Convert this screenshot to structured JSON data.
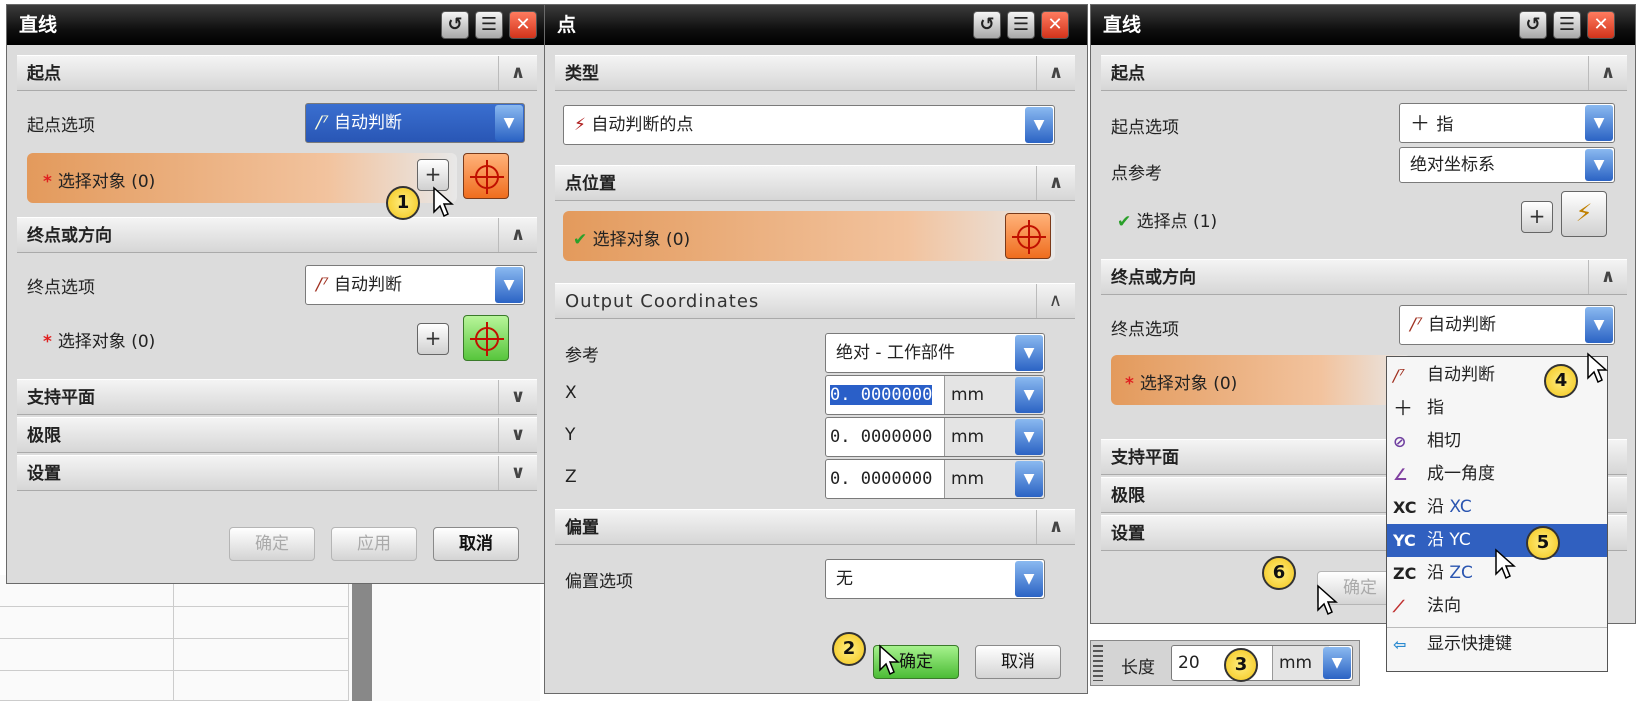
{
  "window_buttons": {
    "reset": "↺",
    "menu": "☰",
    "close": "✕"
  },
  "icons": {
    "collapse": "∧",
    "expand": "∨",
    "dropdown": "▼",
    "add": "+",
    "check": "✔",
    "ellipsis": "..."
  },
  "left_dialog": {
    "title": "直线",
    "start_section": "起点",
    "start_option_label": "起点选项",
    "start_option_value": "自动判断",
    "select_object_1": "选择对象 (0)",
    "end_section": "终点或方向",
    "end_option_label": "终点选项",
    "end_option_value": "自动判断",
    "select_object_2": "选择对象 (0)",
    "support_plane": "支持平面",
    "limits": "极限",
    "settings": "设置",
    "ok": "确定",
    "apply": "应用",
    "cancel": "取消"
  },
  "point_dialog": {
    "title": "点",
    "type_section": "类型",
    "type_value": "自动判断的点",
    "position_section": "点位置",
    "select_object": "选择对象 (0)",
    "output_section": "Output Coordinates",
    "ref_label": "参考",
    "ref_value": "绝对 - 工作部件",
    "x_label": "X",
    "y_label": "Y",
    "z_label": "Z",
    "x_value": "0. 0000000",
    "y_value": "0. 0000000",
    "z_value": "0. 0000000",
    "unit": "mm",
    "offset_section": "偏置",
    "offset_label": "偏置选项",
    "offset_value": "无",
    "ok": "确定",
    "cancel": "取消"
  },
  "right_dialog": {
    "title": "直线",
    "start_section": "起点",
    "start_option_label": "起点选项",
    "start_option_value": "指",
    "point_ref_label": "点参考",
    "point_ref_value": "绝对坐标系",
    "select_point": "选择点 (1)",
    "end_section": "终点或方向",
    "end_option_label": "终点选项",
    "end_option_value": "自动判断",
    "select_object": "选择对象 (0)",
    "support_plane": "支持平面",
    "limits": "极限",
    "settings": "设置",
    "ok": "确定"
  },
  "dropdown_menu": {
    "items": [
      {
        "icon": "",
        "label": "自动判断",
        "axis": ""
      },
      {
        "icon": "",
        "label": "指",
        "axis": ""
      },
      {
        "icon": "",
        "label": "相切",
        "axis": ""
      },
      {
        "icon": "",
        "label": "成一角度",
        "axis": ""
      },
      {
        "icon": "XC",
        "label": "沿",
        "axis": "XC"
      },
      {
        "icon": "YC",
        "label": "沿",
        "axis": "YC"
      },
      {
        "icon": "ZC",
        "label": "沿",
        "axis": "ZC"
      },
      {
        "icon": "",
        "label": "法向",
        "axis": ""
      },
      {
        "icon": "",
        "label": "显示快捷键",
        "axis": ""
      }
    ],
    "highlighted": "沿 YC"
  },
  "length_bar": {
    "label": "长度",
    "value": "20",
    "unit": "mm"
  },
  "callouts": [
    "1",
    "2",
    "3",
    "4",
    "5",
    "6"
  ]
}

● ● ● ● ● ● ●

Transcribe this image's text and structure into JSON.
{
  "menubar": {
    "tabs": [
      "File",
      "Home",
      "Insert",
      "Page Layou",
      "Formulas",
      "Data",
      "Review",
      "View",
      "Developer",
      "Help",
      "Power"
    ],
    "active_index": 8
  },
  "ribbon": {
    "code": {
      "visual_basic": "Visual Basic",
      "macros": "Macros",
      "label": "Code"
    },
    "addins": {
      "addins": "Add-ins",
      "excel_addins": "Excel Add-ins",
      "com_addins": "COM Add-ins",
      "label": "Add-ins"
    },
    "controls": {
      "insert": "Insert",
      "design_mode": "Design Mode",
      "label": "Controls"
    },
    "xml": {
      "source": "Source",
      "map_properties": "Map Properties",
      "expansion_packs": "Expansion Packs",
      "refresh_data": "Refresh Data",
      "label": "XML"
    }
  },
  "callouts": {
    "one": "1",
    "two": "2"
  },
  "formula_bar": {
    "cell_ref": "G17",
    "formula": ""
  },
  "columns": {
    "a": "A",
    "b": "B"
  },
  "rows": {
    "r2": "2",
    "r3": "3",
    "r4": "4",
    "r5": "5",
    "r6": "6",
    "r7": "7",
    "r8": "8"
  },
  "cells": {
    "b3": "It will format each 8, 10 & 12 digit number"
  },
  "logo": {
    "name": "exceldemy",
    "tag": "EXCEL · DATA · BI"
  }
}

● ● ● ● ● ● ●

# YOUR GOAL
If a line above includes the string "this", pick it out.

# ANSWER FOR THE TASK
Convert this screenshot to structured JSON data.
Transcribe this image's text and structure into JSON.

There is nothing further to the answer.